As on the other Disney ships, evening meals are eaten in three rotation restaurants on Dream. Dining in rotation means you keep your same tablemates and waitstaff, but eat in a different restaurant each evening.
Animator's Palate differs on Dream from the restaurant of the same name on Disney's older ships. Dream's version features video screens with characters from Finding Nemo that come to life when the sea turtle, Crush talks to diners.
Enchanted Garden is a whimsical restaurant filled with colorful flowers and vine-shaped trellises at the center of which is sweet tiered fountain topped with a Cupid Mickey Mouse.
The Royal Palace is the most elegant of the rotation restaurants, designed to make guests feel like royalty as they are immersed in lavish surroundings inspired by Disney princess movies.
For a casual breakfast, lunch, and dinner option there is the beach-themed Cabanas food court, a buffet of sorts with an overwhelming variety of offerings to meet the needs of even the pickiest child (or adult). I love how they cater to cruisers from around the world with breakfasts of bagels and lox, miso soup, eggs and bacon, musli, and more.
Snackers will be satisfied with additional options available poolside like sandwich wraps, chicken tenders, fresh fruit, and frozen smoothies. And what kid doesn't love free-flowing soft-serve ice cream?
Disney Cruise Line staterooms are designed to be family-friendly with larger floorplans than most cruise lines, a privacy curtain between the children's area and the parents' bed, and two separated sinks to make getting ready for the day a breeze. Plus, bathtubs are featured in all rooms (a rarity on cruise ships), making it easy to bathe babies, toddlers, and other little ones while at sea.
My daughter gleefully climbed into her top bunk in our stateroom both nights. For you nervous mamas like me, her bed was secured with a safety railing and we received a removable safety railing for my son's lower bunk. Karissa adored sleeping beneath a painted nighttime sky dotted with stars – just another delightful Disney detail!
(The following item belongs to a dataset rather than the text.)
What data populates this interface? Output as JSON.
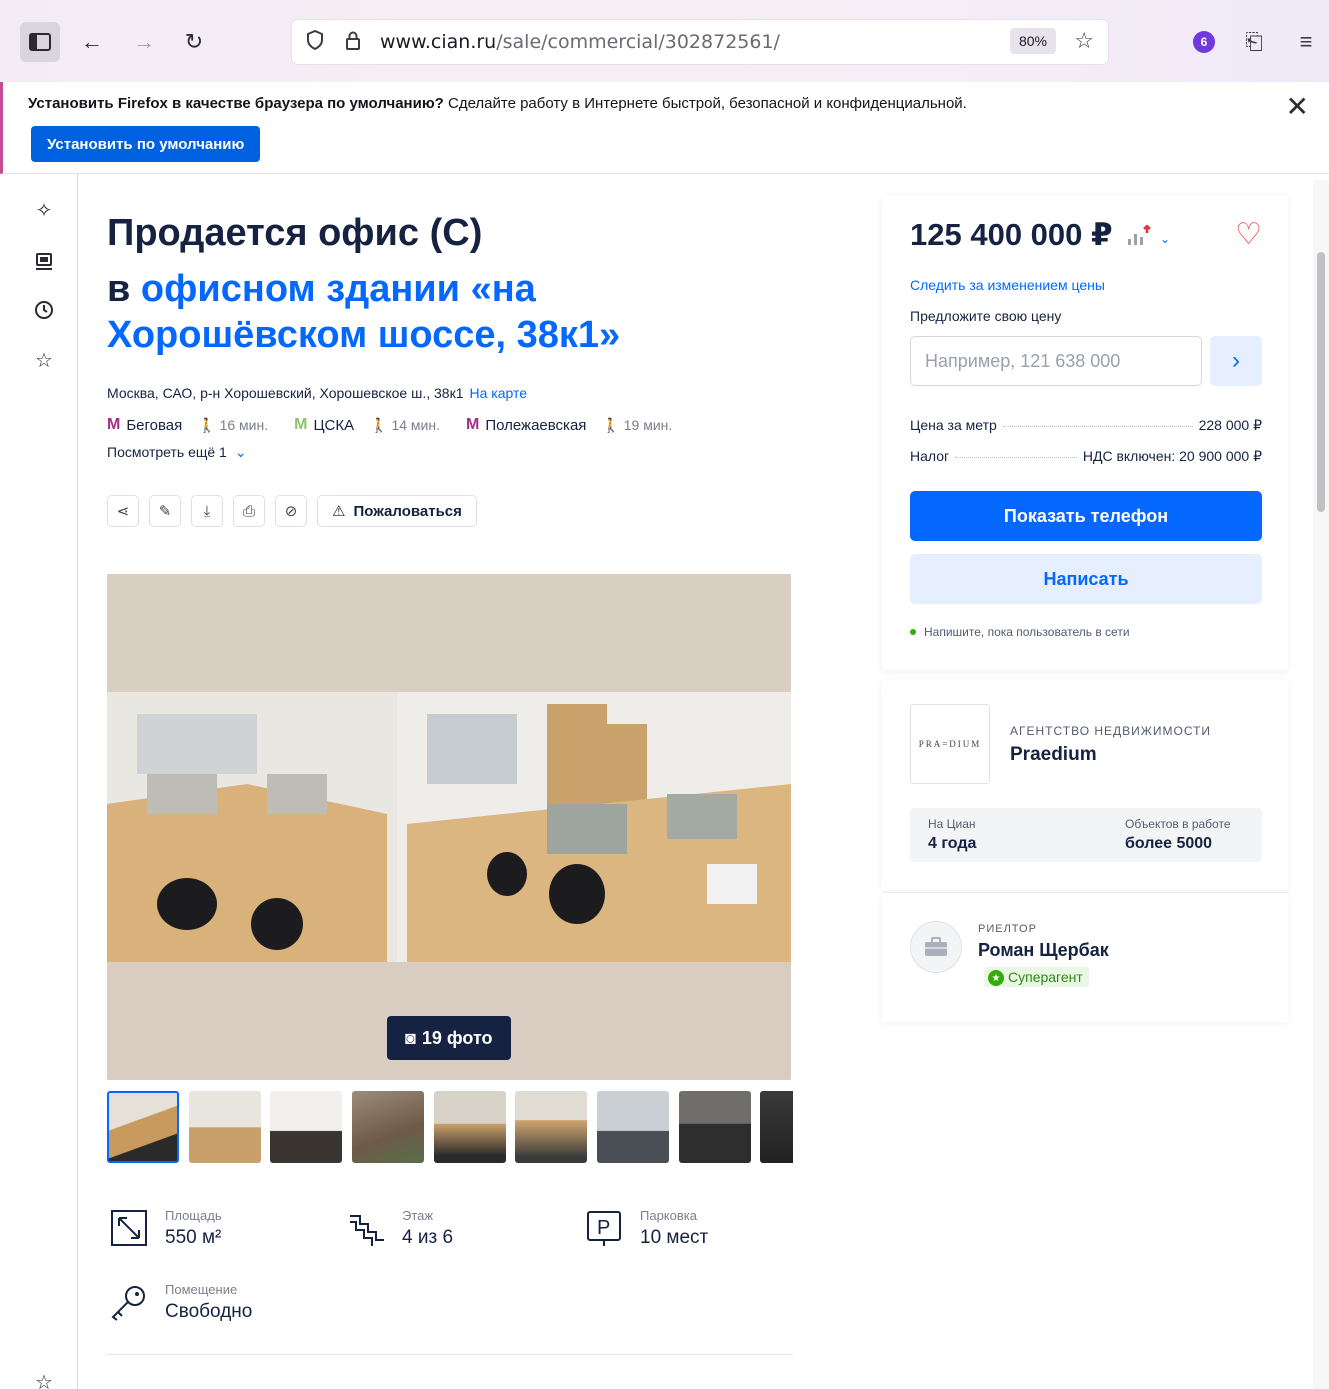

Inside staterooms on Dream are outfitted with Magic Portholes, which show live video views outside the ship. Plus, Disney characters like Dumbo or Nemo sometimes float past the portholes to surprise guests.
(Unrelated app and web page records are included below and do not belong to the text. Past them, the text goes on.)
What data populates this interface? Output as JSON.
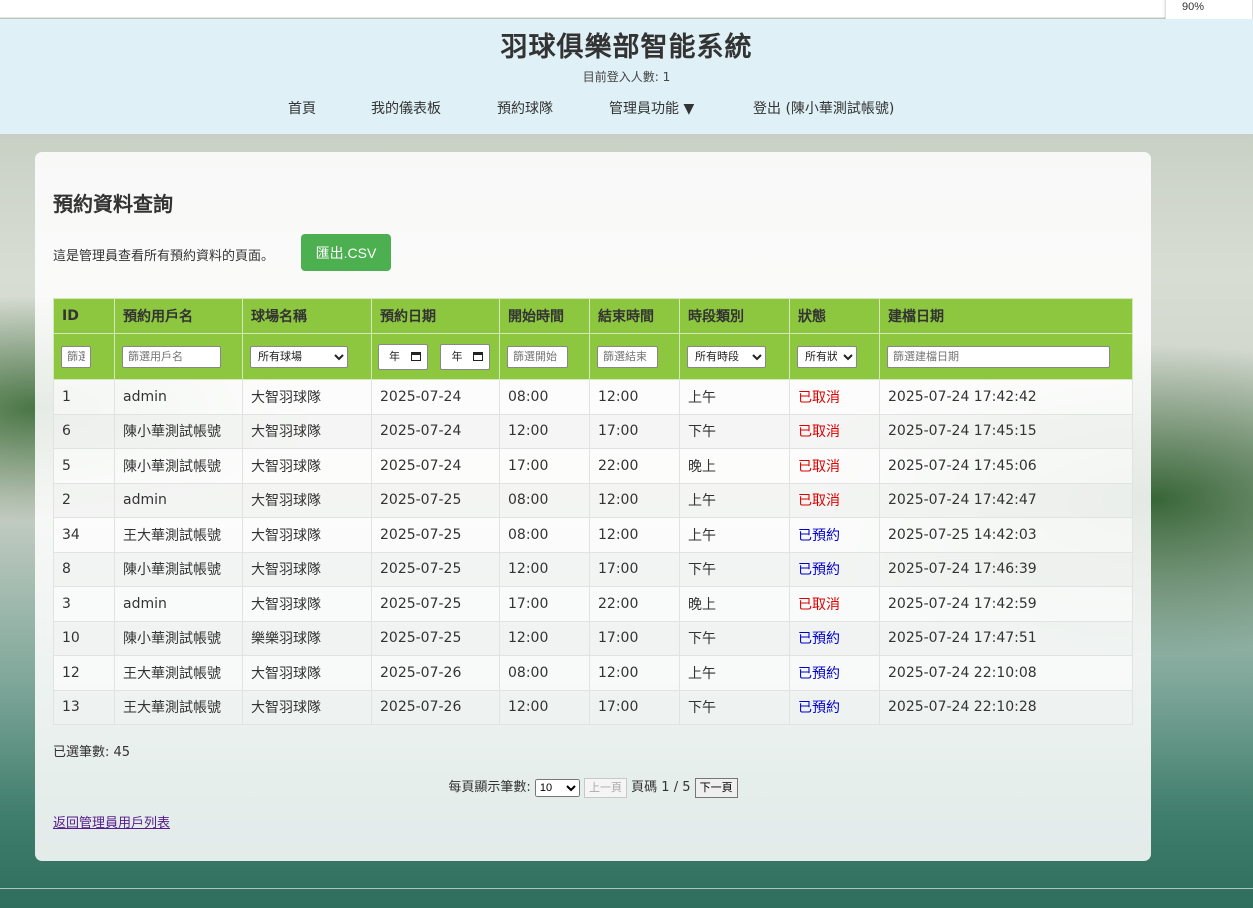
{
  "browser": {
    "zoom": "90%"
  },
  "header": {
    "title": "羽球俱樂部智能系統",
    "online_text": "目前登入人數: 1",
    "nav": [
      {
        "label": "首頁"
      },
      {
        "label": "我的儀表板"
      },
      {
        "label": "預約球隊"
      },
      {
        "label": "管理員功能 ▼"
      },
      {
        "label": "登出 (陳小華測試帳號)"
      }
    ]
  },
  "page": {
    "title": "預約資料查詢",
    "description": "這是管理員查看所有預約資料的頁面。",
    "export_label": "匯出.CSV"
  },
  "table": {
    "columns": [
      "ID",
      "預約用戶名",
      "球場名稱",
      "預約日期",
      "開始時間",
      "結束時間",
      "時段類別",
      "狀態",
      "建檔日期"
    ],
    "filters": {
      "id_placeholder": "篩選",
      "user_placeholder": "篩選用戶名",
      "court_select": "所有球場",
      "date_from": "年",
      "date_to": "年",
      "start_placeholder": "篩選開始",
      "end_placeholder": "篩選結束",
      "period_select": "所有時段",
      "status_select": "所有狀",
      "created_placeholder": "篩選建檔日期"
    },
    "rows": [
      {
        "id": "1",
        "user": "admin",
        "court": "大智羽球隊",
        "date": "2025-07-24",
        "start": "08:00",
        "end": "12:00",
        "period": "上午",
        "status": "已取消",
        "status_color": "#e00000",
        "created": "2025-07-24 17:42:42"
      },
      {
        "id": "6",
        "user": "陳小華測試帳號",
        "court": "大智羽球隊",
        "date": "2025-07-24",
        "start": "12:00",
        "end": "17:00",
        "period": "下午",
        "status": "已取消",
        "status_color": "#e00000",
        "created": "2025-07-24 17:45:15"
      },
      {
        "id": "5",
        "user": "陳小華測試帳號",
        "court": "大智羽球隊",
        "date": "2025-07-24",
        "start": "17:00",
        "end": "22:00",
        "period": "晚上",
        "status": "已取消",
        "status_color": "#e00000",
        "created": "2025-07-24 17:45:06"
      },
      {
        "id": "2",
        "user": "admin",
        "court": "大智羽球隊",
        "date": "2025-07-25",
        "start": "08:00",
        "end": "12:00",
        "period": "上午",
        "status": "已取消",
        "status_color": "#e00000",
        "created": "2025-07-24 17:42:47"
      },
      {
        "id": "34",
        "user": "王大華測試帳號",
        "court": "大智羽球隊",
        "date": "2025-07-25",
        "start": "08:00",
        "end": "12:00",
        "period": "上午",
        "status": "已預約",
        "status_color": "#0000cc",
        "created": "2025-07-25 14:42:03"
      },
      {
        "id": "8",
        "user": "陳小華測試帳號",
        "court": "大智羽球隊",
        "date": "2025-07-25",
        "start": "12:00",
        "end": "17:00",
        "period": "下午",
        "status": "已預約",
        "status_color": "#0000cc",
        "created": "2025-07-24 17:46:39"
      },
      {
        "id": "3",
        "user": "admin",
        "court": "大智羽球隊",
        "date": "2025-07-25",
        "start": "17:00",
        "end": "22:00",
        "period": "晚上",
        "status": "已取消",
        "status_color": "#e00000",
        "created": "2025-07-24 17:42:59"
      },
      {
        "id": "10",
        "user": "陳小華測試帳號",
        "court": "樂樂羽球隊",
        "date": "2025-07-25",
        "start": "12:00",
        "end": "17:00",
        "period": "下午",
        "status": "已預約",
        "status_color": "#0000cc",
        "created": "2025-07-24 17:47:51"
      },
      {
        "id": "12",
        "user": "王大華測試帳號",
        "court": "大智羽球隊",
        "date": "2025-07-26",
        "start": "08:00",
        "end": "12:00",
        "period": "上午",
        "status": "已預約",
        "status_color": "#0000cc",
        "created": "2025-07-24 22:10:08"
      },
      {
        "id": "13",
        "user": "王大華測試帳號",
        "court": "大智羽球隊",
        "date": "2025-07-26",
        "start": "12:00",
        "end": "17:00",
        "period": "下午",
        "status": "已預約",
        "status_color": "#0000cc",
        "created": "2025-07-24 22:10:28"
      }
    ]
  },
  "summary": {
    "selected_count": "已選筆數: 45"
  },
  "pagination": {
    "per_page_label": "每頁顯示筆數:",
    "per_page_value": "10",
    "prev_label": "上一頁",
    "page_info": "頁碼 1 / 5",
    "next_label": "下一頁"
  },
  "back_link": "返回管理員用戶列表",
  "colors": {
    "header_bg": "#dff0f6",
    "table_header": "#8dc63f",
    "export_button": "#4caf50",
    "cancelled": "#e00000",
    "booked": "#0000cc"
  }
}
Other Special Disney Touches
Disney character meet-and-greets, Broadway-caliber live shows, first-run Disney movies in the ship's movie theatre, and fireworks at sea add to the magic of a Disney Cruise. But what really makes a Disney cruise special is over-the-top attention to detail and incredible customer service. Every effort is made to ensure that all guests are entertained and cared for, from babies and toddlers, to children, tweens, teens, and adults.
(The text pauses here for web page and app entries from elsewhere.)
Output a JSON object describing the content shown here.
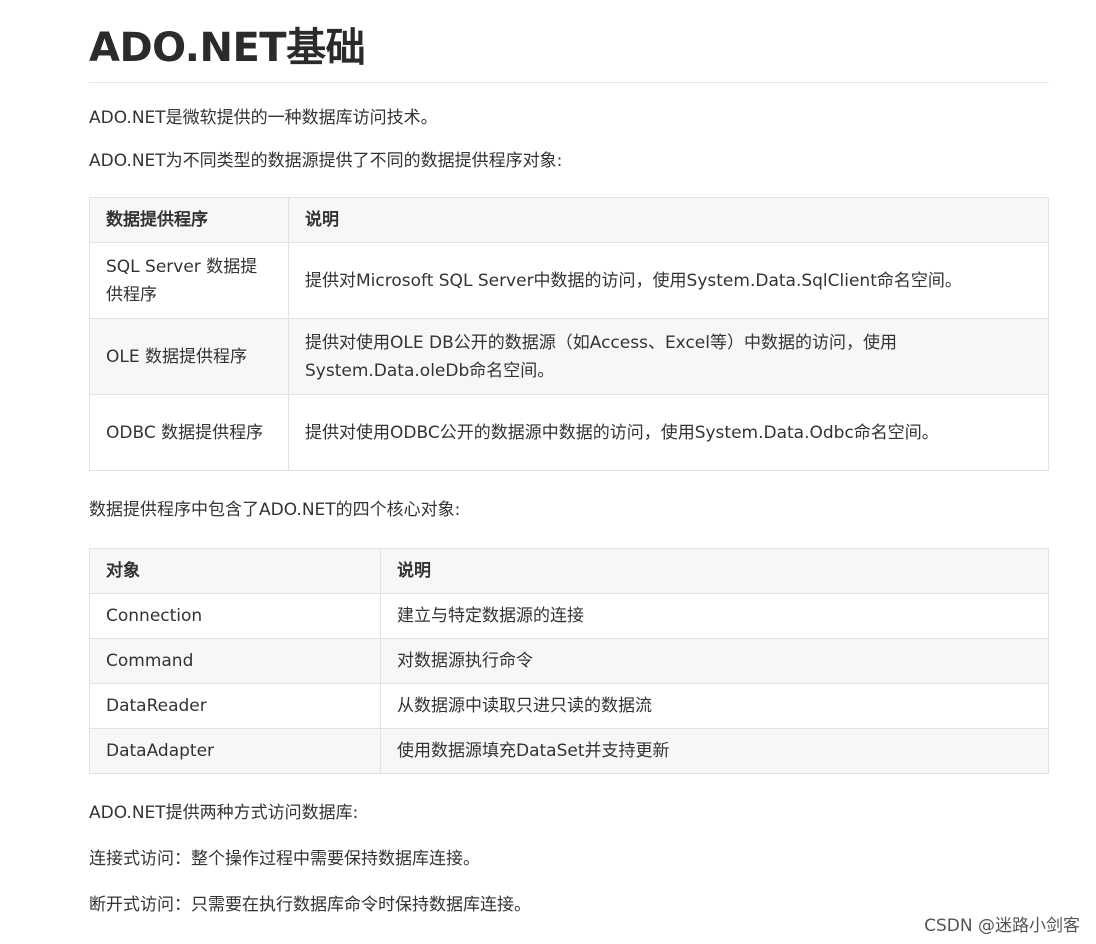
{
  "title": "ADO.NET基础",
  "intro": [
    "ADO.NET是微软提供的一种数据库访问技术。",
    "ADO.NET为不同类型的数据源提供了不同的数据提供程序对象:"
  ],
  "providers_table": {
    "headers": [
      "数据提供程序",
      "说明"
    ],
    "rows": [
      [
        "SQL Server 数据提供程序",
        "提供对Microsoft SQL Server中数据的访问，使用System.Data.SqlClient命名空间。"
      ],
      [
        "OLE 数据提供程序",
        "提供对使用OLE DB公开的数据源（如Access、Excel等）中数据的访问，使用System.Data.oleDb命名空间。"
      ],
      [
        "ODBC 数据提供程序",
        "提供对使用ODBC公开的数据源中数据的访问，使用System.Data.Odbc命名空间。"
      ]
    ]
  },
  "core_intro": "数据提供程序中包含了ADO.NET的四个核心对象:",
  "objects_table": {
    "headers": [
      "对象",
      "说明"
    ],
    "rows": [
      [
        "Connection",
        "建立与特定数据源的连接"
      ],
      [
        "Command",
        "对数据源执行命令"
      ],
      [
        "DataReader",
        "从数据源中读取只进只读的数据流"
      ],
      [
        "DataAdapter",
        "使用数据源填充DataSet并支持更新"
      ]
    ]
  },
  "access_intro": "ADO.NET提供两种方式访问数据库:",
  "access_modes": [
    "连接式访问：整个操作过程中需要保持数据库连接。",
    "断开式访问：只需要在执行数据库命令时保持数据库连接。"
  ],
  "watermark": "CSDN @迷路小剑客"
}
Disney Dream Itineraries & Beyond
Disney Dream offers three, four, and five night cruises to The Bahamas, with a day or two spent at Disney's private island, Castaway Cay. If you plan to sail on Dream (and you should!), I'd go for the longest cruise you can afford. I felt an incredible sense of “hurry up and have fun” on this two-night cruise.
This short taste has me absolutely pining for another Disney Cruise! As a West Coast Travel Mama, my latest dream is to sail on one of Disney's cruises on board Wonder departing from my part of the world. I'm imagining a tropical vacation on board a six to ten night cruise from Los Angeles to the Mexican Riviera or a scenic seven-night voyage from Vancouver to Alaska! Find out more about Dream's Caribbean cruises and other Disney destinations on the Disney Cruise Line website.
Are you dreaming of a Disney Cruise too? Share your thoughts in the comments!
A Note from The Travel Mama: Disney provided my airfare, my family's two-night media cruise, and some other expenses related to the Disney Dream Christening Cruise. I was singing the praises of Disney Cruise Line long before I was a travel writer!
All photos by Colleen Lanin unless otherwise noted.